From left: Jeff Weiner, LinkedIn CEO; Satya Nadella, Microsoft CEO; and Reid Hoffman, LinkedIn Co-founder and Executive Chairman

Jun 15 2016

How Will Microsoft’s Acquisition of LinkedIn Affect Higher Ed?

Experts speculate about whether the recently announced technology deal will prove disruptive to colleges and universities.

As soon as Microsoft announced its $26.2 billion deal to purchase professional networking site LinkedIn, members of the higher education community started wondering: What does it mean for us?

Speculations center around Microsoft’s stated intentions for the popular online learning platform,, which LinkedIn acquired in 2015.

“In the future, LinkedIn Learning ( will tightly integrate into Office, enabling users to have a more seamless experience and access to on-demand courses,” the company wrote in an investor presentation.

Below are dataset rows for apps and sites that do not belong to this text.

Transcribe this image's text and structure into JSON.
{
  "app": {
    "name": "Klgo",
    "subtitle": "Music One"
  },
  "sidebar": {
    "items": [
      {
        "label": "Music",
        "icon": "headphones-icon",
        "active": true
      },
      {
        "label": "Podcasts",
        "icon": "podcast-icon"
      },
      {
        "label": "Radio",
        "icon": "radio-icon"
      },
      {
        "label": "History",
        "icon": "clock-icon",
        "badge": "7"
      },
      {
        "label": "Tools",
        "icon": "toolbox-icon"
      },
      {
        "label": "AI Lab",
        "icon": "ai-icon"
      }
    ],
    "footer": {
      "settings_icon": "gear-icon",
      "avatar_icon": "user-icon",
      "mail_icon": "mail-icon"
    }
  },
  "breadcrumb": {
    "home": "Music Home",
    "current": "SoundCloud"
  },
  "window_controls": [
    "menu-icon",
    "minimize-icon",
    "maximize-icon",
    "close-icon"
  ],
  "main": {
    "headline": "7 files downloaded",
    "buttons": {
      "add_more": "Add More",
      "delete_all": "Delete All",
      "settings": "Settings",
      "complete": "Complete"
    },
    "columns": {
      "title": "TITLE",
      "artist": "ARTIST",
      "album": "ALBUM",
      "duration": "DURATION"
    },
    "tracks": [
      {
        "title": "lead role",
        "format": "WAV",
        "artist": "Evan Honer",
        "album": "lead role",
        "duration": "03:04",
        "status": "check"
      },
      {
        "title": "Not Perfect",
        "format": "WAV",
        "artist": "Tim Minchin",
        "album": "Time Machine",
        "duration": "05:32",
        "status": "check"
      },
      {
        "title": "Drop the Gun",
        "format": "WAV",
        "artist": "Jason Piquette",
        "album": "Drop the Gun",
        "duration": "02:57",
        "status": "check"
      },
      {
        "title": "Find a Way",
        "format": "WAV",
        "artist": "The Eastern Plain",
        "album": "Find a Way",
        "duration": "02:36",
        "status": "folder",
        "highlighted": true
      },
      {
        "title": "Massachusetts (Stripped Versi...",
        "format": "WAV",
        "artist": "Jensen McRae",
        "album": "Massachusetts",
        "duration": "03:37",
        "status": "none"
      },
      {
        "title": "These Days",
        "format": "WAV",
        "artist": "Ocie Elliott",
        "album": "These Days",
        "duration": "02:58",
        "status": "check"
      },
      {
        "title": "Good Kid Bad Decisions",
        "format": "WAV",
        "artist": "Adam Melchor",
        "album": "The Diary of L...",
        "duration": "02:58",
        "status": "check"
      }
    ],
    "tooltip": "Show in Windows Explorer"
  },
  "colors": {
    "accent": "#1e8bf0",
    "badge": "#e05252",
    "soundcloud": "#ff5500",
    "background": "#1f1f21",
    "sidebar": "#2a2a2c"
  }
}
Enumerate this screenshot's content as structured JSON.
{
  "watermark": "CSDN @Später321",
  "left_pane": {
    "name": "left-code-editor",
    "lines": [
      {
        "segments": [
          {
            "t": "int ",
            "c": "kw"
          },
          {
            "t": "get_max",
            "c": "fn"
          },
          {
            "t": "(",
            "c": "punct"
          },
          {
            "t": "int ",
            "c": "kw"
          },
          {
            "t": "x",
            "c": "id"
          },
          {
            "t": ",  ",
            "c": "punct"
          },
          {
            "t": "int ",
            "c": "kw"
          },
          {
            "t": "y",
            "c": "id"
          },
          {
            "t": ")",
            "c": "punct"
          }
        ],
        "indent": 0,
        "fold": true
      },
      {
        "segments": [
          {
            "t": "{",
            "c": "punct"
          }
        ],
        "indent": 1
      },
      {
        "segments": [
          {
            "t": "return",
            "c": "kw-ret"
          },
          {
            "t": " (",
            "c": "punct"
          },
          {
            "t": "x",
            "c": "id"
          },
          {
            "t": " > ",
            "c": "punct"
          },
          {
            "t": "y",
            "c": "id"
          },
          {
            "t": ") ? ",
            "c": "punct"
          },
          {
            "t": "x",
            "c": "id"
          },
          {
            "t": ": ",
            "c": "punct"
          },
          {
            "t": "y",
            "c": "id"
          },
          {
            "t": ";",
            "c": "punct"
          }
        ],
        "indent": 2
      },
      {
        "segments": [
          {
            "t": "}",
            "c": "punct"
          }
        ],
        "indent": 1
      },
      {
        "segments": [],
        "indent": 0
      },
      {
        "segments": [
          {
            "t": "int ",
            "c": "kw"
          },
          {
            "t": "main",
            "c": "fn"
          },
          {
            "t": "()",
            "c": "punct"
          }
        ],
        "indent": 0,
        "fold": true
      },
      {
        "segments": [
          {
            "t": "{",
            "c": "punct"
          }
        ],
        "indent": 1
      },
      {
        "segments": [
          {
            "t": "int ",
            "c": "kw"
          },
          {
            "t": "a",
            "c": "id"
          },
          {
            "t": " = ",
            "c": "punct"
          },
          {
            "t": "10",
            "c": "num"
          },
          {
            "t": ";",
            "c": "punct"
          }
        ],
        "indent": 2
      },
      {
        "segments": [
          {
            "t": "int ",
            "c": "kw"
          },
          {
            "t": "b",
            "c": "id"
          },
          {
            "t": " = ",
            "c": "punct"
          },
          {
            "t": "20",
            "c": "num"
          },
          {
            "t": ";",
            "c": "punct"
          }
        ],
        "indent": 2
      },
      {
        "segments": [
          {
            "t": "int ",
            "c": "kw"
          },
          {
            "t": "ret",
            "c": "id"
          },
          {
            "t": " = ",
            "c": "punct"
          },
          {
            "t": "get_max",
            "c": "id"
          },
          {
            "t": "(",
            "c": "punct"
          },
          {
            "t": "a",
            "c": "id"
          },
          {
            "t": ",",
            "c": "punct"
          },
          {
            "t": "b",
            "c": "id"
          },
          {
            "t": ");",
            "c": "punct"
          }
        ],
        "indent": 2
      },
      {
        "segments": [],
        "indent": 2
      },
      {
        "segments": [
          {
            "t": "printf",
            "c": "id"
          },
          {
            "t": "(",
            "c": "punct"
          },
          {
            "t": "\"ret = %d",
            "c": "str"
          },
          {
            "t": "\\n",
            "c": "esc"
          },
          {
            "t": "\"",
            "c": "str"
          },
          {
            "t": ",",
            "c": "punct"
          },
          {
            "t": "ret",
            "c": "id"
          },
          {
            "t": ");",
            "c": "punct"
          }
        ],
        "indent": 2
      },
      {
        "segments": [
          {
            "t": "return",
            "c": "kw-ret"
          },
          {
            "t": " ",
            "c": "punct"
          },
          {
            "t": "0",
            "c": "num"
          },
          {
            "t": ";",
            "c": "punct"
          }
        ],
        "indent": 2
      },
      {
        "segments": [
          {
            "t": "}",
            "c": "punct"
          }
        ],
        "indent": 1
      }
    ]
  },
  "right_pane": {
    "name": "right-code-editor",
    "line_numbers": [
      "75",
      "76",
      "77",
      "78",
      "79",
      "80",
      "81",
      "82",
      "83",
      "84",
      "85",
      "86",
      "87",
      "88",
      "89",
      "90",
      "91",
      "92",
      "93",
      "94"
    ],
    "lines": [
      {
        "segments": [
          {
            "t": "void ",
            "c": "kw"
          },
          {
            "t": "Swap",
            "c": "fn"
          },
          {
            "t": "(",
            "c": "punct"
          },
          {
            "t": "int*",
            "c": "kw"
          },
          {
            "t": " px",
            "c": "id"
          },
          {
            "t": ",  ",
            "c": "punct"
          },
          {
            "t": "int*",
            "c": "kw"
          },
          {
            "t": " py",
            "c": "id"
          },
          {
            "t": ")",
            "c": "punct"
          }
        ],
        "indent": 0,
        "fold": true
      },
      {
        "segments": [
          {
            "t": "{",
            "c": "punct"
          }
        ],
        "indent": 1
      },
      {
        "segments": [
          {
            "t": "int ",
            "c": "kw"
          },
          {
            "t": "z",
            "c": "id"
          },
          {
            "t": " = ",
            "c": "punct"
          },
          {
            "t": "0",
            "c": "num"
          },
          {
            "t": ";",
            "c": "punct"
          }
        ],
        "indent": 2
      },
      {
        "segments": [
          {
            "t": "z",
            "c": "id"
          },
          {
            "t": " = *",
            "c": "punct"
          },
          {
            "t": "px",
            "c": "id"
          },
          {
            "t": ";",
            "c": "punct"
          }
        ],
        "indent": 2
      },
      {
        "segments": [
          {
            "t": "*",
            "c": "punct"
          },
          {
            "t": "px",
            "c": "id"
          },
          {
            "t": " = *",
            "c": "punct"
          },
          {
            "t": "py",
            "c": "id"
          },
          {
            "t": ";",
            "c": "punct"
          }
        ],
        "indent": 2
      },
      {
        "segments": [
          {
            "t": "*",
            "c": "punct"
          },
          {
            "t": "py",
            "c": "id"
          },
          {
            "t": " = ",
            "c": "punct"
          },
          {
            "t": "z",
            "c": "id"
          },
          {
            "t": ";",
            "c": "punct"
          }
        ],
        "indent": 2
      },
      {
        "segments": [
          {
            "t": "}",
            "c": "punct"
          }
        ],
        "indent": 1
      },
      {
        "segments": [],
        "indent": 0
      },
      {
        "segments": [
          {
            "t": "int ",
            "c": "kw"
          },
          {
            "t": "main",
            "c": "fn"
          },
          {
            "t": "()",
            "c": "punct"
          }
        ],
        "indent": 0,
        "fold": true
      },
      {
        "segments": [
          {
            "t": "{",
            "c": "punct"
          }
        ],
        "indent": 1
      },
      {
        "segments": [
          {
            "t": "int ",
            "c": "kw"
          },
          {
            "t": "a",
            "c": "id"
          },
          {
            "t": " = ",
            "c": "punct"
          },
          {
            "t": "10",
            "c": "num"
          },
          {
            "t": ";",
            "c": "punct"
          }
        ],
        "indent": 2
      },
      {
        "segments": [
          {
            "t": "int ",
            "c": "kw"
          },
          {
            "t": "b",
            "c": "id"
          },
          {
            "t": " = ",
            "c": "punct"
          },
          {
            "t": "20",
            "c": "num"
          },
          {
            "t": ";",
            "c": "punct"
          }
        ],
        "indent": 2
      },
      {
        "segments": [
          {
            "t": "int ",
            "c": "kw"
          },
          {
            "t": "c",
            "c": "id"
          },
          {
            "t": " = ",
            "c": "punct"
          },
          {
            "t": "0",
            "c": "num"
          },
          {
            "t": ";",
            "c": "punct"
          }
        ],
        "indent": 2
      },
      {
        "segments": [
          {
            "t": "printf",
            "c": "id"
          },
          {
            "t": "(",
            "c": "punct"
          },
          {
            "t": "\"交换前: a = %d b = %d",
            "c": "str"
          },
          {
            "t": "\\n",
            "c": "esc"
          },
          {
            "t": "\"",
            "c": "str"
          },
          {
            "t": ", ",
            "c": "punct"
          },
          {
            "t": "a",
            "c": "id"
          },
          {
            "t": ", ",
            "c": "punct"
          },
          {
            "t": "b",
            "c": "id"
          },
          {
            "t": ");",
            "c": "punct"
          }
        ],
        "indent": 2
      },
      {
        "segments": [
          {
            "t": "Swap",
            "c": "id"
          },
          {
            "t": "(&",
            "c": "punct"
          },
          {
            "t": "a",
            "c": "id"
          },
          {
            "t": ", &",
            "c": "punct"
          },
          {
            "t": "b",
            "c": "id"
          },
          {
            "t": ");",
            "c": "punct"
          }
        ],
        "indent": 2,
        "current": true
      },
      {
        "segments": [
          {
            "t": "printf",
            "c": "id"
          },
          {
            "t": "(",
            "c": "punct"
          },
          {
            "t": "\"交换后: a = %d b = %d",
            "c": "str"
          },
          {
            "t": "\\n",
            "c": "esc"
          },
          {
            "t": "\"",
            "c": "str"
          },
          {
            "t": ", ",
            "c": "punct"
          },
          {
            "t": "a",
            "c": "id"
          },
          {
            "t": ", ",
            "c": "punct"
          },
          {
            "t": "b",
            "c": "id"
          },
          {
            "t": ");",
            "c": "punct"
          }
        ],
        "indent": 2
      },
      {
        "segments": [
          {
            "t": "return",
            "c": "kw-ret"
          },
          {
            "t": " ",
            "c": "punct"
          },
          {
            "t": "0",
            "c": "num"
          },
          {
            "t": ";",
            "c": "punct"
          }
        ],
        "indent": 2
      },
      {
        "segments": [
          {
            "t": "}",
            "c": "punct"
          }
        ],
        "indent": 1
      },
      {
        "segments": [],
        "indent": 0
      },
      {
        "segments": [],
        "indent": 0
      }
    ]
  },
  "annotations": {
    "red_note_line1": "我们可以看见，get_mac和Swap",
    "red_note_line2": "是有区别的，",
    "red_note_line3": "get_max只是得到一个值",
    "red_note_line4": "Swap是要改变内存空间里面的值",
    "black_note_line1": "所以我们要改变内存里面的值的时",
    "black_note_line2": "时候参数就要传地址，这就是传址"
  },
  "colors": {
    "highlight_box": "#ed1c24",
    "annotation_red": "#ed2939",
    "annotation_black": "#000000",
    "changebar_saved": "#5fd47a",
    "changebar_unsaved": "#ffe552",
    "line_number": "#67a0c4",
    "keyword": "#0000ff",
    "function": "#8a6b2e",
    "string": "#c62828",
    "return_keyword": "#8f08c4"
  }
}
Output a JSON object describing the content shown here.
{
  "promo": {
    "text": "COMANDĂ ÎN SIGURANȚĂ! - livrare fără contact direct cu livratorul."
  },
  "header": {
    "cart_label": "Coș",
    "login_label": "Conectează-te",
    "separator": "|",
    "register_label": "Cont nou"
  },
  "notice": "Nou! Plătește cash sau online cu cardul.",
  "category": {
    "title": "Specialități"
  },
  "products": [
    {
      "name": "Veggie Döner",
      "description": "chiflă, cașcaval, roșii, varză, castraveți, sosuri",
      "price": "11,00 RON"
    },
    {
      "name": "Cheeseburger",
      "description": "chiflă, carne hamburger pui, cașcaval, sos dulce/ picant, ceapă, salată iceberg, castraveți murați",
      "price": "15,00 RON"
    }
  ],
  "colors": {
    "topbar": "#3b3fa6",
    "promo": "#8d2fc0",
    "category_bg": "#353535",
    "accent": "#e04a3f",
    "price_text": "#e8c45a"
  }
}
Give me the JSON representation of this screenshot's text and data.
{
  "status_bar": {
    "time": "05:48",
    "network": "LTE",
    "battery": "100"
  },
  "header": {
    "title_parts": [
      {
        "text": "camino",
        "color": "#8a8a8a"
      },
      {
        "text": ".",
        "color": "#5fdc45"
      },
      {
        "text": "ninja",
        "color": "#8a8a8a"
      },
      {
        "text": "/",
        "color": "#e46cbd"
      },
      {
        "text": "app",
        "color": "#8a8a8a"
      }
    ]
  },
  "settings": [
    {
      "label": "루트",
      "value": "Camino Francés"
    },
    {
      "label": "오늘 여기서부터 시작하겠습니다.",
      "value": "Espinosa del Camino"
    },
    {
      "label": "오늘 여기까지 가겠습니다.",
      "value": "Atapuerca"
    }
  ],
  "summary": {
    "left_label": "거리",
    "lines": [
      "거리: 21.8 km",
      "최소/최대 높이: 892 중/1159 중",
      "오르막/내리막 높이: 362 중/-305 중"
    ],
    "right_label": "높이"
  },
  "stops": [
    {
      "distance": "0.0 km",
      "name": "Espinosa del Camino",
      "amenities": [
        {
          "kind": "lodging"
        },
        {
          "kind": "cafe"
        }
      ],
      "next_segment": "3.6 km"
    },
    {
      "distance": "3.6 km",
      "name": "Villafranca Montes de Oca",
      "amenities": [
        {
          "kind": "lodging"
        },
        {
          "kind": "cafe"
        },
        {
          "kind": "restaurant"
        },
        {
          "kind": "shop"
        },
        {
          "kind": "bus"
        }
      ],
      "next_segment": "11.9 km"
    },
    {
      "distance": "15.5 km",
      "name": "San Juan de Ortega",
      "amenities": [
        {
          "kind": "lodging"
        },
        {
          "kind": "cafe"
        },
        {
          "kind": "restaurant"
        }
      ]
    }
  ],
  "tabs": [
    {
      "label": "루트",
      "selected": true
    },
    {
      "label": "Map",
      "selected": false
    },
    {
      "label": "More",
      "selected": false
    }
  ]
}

That integration may be just the beginning, though.

Ryan Craig, the managing partner at University Ventures, says the partnership will push colleges and universities to unbundle degrees.

“As employers move from degree-based hiring to competency-based hiring, many will determine that degrees are not a priority or even required for certain jobs,” Craig says in an interview with EdSurge. “Over the next few years, degrees are likely to become MIA in many job descriptions. And this will lead an increasing number of students to seek postsecondary education bundles that are shorter, less expensive, and more clearly connected to careers or even specific employers.”

An article on Quartz offers another expert’s view of how the deal between the software giant and leading professional network might reshape workplace productivity, as well as today’s competency development and hiring processes:

A LinkedIn-Microsoft product would not only help workers work, but also teach them the skills to get hired in the first place.


“LinkedIn has a unique advantage in the education space, in that they are the only place where hundreds of millions of people are voluntarily giving their longitudinal job and education history — which allows potentially for some unique analysis of what programs and courses or certifications actually lead to improved career paths,” says education consultant Michael Feldstein. Microsoft could examine that data and then offer those programs itself.


While Feldstein says Microsoft likely has “too much to lose by competing against traditional universities,” with whom it has close partnerships, it could easily dominate the corporate training market — currently a fragmented space with plenty of room for new players.

Even if Microsoft focuses entirely on corporate competencies, colleges and universities could still feel the impact.


Become an Insider

Unlock white papers, personalized recommendations and other premium content for an in-depth look at evolving IT